Having been absent from the Blog page for some time, it is time to get writing again. We had some fun this year preparing our Annual Report for 2016 with the theme, The Art of District Energy. You can see the flip-book version by clicking here.
The team at Markham District Energy (MDE) truly believes that developing a “greenfield” energy system from scratch is a learned art. In many countries, city wide thermal networks is the norm or the law. That is not the case In Ontario. When we started back in 2000, we had the good fortune of connecting a major IBM facility to the new system. IBM did not have to connect to our heating & cooling system; there is no obligation to do so either from the Municipality or the Province. But they did – becoming the anchor customer to what has grown to a major district energy/CHP system over the past 17 years.
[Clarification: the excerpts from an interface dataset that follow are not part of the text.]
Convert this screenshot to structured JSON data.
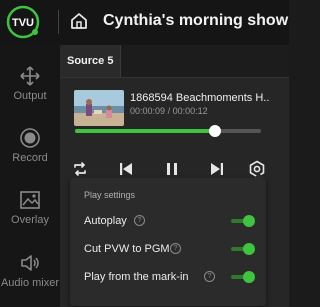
{
  "app": {
    "logo_text": "TVU",
    "title": "Cynthia's morning show"
  },
  "sidebar": {
    "items": [
      {
        "label": "Output",
        "icon": "output-icon"
      },
      {
        "label": "Record",
        "icon": "record-icon"
      },
      {
        "label": "Overlay",
        "icon": "overlay-icon"
      },
      {
        "label": "Audio mixer",
        "icon": "speaker-icon"
      }
    ]
  },
  "source": {
    "tab_label": "Source 5",
    "clip_name": "1868594 Beachmoments H..",
    "elapsed": "00:00:09",
    "separator": "/",
    "duration": "00:00:12",
    "progress_fraction": 0.75
  },
  "controls": [
    "loop-icon",
    "previous-icon",
    "pause-icon",
    "next-icon",
    "settings-icon"
  ],
  "play_settings": {
    "title": "Play settings",
    "options": [
      {
        "label": "Autoplay",
        "enabled": true
      },
      {
        "label": "Cut PVW to PGM",
        "enabled": true
      },
      {
        "label": "Play from the mark-in",
        "enabled": true
      }
    ]
  },
  "colors": {
    "accent": "#3ec43e",
    "background": "#1b1b1b",
    "panel": "#262626"
  }
}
Selling the district energy proposition to IBM required a special skill and a special relationship they had with our original team including City Council. Not so much that district energy had operational advantages for customers (IBM already had positive experiences from other locations) but the fact that they would trust a new utility created by the City of Markham to deliver efficient and reliable energy services to a critical IBM facility for 20 years or longer. In the regulated energy world (for electricity or natural gas) customers essentially must connect. For district energy (heating and cooling energy) the easy option is to proceed with the status quo or conventional approaches. An expression we used to hear was “you would never get fired selecting IBM”. You could equally argue that the IBM executives at the time would not have been fired or criticized building their new research laboratory using conventional designs.
Presenting IBM with a value proposition was easy – the benefits were clear. However, agreeing to becoming an anchor customer for a new utility required trust and confidence in the new MDE, and the City of Markham as its shareholder. Congratulations to those involved in the early discussions on both sides. Selling the district energy proposition was an art, from my perspective. For MDE, there is one harsh reality. Had IBM not said yes, the district energy platform in our developing downtown centre may have never been created; and would never have grown into the essential community asset it is